British Museums
Claudio Divizia /

December 29, 2014; Artnet News

Recent sales of artworks belonging to some British Museums have now paved the way for additional scrutiny for future artwork sales by British museums. The Museums Association (MA), a governing body for British museums, is now considering stricter regulations on how and why museums sell off their artworks. The transaction that brought this to the forefront was the sale of an ancient Egyptian statue of Sekhemka for $24.6 million by the Northampton Borough Council. In another instance, the Croydon Council sold 17 Chinese ceramics from the Riesco Gallery for $12.5 million. The Museums Association revoked both organizations’ accreditations for the sale of these works.

The MA began to dig deeper into these major recent transactions by these museums.

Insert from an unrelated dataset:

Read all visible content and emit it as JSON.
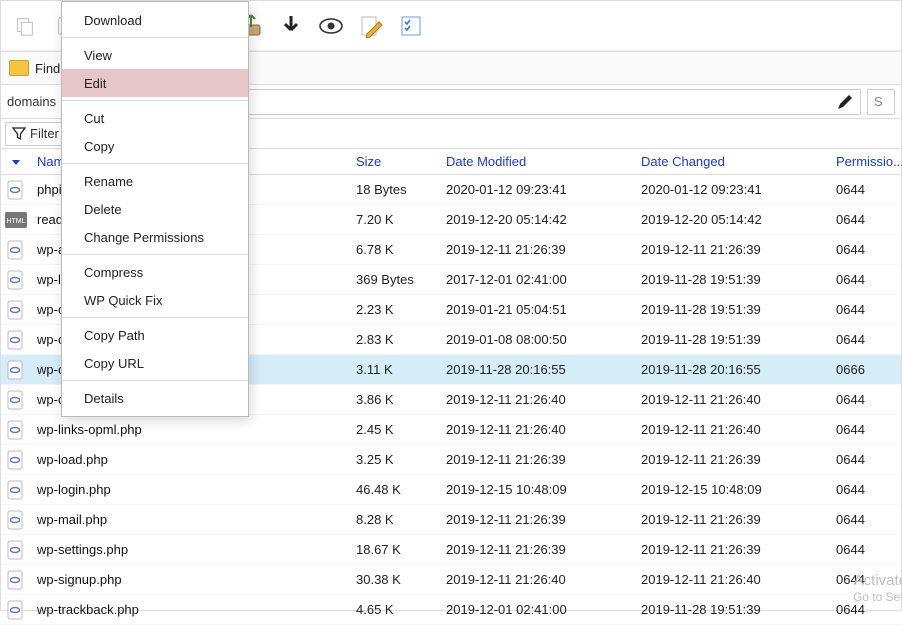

As it turns out (through an annual Museums Association survey), funding cuts have forced one in ten museums to sell artworks to make up any monetary deficit. On top of that, 52 percent of museums experienced declines in funding—the most since 2011. The results of this study, in addition to the recent actions of the two British museums, prompted further discussion of policy.

However, the issue is not the sale of an artwork or a collection for monetary gain, but the ethics surrounding the decision to sell. As long as the sale is done ethically, with the mission of the museum being the primary driver and with the community in mind, then a sale is most likely acceptable. In both the Borough Council and Croydon Council cases, this practice was not utilized when determining if a sale was a good fit for the museum.

According to the Association of Art Museum Directors (AAMD), deaccessioning is practiced to refine and enhance the quality, use, and character of an institution’s holdings. There are two fundamental principles that are always observed whenever an AAMD member art museum deaccessions an object:

  • The decision to deaccession is made solely to improve the quality, scope, and appropriateness of the collection, and to support the mission and long-term goals of the museum.
  • Proceeds from a deaccessioned work are used only to acquire other works of art; the proceeds are never used as operating funds, to build a general endowment, or for any other expenses.

Funds from deaccessioning can be invested in an acquisitions endowment earmarked to support the long-term growth of a museum’s collection.

Unfortunately, due to an overall decrease in funding for nonprofit organizations, many museums and institutions have begun considering selling, or already have sold, artworks for their monetary value to cushion the organization through a tough funding cycle and potential future tough funding cycles.

The Museums Association has considered partnering with groups like the Heritage Lottery Fund, the Art Fund, and the Arts Council England to become an advocating force for the restriction of sales of vital artworks strictly for monetary gain. This collective group might create an at-risk list of collections to include in this decision-making process, and could very well shape the ownership of artwork collections in England for years to come. This cultural policy platform is one that is on the rise.—Jennifer Swan